* **EXERCISE AIM**
Show the lines below that contain the string "Smith".

Content starts

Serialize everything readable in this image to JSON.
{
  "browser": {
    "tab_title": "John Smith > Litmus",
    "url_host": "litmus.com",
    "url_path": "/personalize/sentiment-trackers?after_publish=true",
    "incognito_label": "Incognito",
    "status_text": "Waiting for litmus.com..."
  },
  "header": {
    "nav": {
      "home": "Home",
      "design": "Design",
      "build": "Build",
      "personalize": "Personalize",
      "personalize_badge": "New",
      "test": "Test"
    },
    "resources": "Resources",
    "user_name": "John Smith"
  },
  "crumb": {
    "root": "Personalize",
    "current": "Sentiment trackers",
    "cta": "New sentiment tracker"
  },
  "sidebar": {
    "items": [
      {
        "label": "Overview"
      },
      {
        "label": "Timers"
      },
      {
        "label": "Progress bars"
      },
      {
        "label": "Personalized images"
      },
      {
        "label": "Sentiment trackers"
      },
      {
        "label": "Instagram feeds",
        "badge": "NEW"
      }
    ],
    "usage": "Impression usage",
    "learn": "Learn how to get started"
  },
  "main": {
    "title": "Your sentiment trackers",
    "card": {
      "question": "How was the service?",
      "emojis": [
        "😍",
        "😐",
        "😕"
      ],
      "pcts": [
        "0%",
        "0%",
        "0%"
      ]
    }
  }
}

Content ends

* **TASK OUTPUT**
    "tab_title": "John Smith > Litmus",
    "user_name": "John Smith"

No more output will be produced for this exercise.